Osteoarthritis (OA) is one of the most common forms of arthritis. It can affect any joint, though most frequently affecting the knees. Staying active helps improve symptoms and pain related to knee osteoarthritis. Moving a part of the body in pain can seem daunting; some easy exercises are just what you need to get going.
Low Impact, Easy Exercises Beneficial for OA of the Knee
Along with symptom relief, exercising is also vital to knee functionality. Staying active helps in maintaining full motion of the joint. Exercise strengthens the muscles of the knee for better support and shock absorption.
Low impact exercises are perfect for knee OA because they increase flexibility and strength with minimal stress on the joint. Always warm-up for at least five minutes prior, aiming for 30 minutes a day, five days a week.
Leg Raise (laying down)
- Lie flat on your back on the floor or bed with your arms at your sides, toes up.
- Keep your leg straight and slowly lift it several inches.
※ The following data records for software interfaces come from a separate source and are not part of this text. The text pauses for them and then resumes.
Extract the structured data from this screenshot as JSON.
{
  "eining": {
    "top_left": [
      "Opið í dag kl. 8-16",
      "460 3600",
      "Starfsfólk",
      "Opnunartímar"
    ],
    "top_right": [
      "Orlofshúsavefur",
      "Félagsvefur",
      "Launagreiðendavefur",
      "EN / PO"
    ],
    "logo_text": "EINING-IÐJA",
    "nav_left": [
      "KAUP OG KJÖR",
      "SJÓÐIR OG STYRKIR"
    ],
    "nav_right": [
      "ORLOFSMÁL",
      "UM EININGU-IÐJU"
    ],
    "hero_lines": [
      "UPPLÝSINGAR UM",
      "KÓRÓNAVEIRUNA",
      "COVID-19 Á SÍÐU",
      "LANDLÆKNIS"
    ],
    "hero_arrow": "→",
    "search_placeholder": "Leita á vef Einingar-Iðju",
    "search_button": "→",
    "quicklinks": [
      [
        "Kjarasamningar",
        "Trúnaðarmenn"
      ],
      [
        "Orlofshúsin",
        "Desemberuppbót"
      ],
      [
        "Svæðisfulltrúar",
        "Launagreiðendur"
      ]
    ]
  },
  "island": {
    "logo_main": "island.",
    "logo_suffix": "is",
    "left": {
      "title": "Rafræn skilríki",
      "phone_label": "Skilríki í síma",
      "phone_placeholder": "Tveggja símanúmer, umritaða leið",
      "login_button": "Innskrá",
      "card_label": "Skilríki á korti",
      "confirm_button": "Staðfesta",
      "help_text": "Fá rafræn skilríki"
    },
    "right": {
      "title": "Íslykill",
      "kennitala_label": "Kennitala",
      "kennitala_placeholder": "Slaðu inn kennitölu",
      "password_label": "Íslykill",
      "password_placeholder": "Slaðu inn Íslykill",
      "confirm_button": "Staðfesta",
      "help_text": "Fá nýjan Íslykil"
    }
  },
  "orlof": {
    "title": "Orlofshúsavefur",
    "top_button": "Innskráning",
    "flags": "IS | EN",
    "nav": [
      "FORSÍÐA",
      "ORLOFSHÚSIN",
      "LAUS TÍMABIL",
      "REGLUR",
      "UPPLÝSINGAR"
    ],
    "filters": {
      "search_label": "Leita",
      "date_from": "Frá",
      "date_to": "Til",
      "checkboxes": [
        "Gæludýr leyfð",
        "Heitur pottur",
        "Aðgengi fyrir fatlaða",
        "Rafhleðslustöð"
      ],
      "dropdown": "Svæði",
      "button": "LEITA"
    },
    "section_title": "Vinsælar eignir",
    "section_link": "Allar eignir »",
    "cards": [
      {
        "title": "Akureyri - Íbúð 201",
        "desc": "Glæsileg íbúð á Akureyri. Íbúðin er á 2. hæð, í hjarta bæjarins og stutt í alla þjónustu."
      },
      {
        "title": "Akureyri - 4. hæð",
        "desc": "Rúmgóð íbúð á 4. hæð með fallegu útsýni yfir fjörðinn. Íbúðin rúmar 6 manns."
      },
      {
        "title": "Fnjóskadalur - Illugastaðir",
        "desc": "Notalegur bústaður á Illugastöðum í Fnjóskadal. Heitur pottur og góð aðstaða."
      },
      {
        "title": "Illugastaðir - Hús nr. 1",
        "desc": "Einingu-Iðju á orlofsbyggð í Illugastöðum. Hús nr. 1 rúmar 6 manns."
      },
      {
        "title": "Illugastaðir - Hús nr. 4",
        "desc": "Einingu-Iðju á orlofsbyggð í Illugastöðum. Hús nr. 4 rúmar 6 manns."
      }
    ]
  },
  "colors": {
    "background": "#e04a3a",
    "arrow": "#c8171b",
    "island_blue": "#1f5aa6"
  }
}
- Hold for 5 seconds, then slowly lower leg.
- Repeat, then switch to the other leg, doing one set of four for each leg.
Hamstring Stretch (laying down)
- Lie with back on floor or bed with both legs bent.
- Slowly lift one leg, still bent, and bring your knee back toward your chest.
- Link your hands behind your thigh, not your knee, and straighten your leg.
- Pull your straight leg back toward your head until you feel the stretch.
- Hold for 30 to 60 seconds, then slowly bend your knee and lower your leg. Do this one time for each leg.
- Half-SquatStand with your feet shoulder-distance apart and stretch your arms out in front of you.
- Slowly bend your knees until you’re in a half-sitting position. Hold on to a chair for balance, if necessary.
- Keep your back straight and chest lifted without bending forward.
- With your feet flat on the floor, hold for 5 seconds, then slowly stand back up. Repeat ten times, working up to three sets of ten.
- Stand between two chairs and hold on to them for balance.
- Lift one leg about 12 inches and hold it out in front of you.
- Slowly, keeping your back straight, bend the other leg and lower your body a few inches, as if you were about to sit in a chair. Don’t cross the lifted leg in front of the bent leg.
- Hold for 5 seconds and straighten back up.
- Repeat and switch legs to complete one set of four leg dips for both legs. Try to work up to three sets.
Advancing Options for Knee OA
Walking and water aerobics are other great exercises for knee osteoarthritis. While staying active is beneficial, treatment options may be necessary in more advanced cases. New therapies are under evaluation in research studies that may potentially improve the detection and treatment of OA.
To learn more about knee osteoarthritis studies enrolling here at Charlottesville Medical Research, call (434) 817-2442, or visit our website.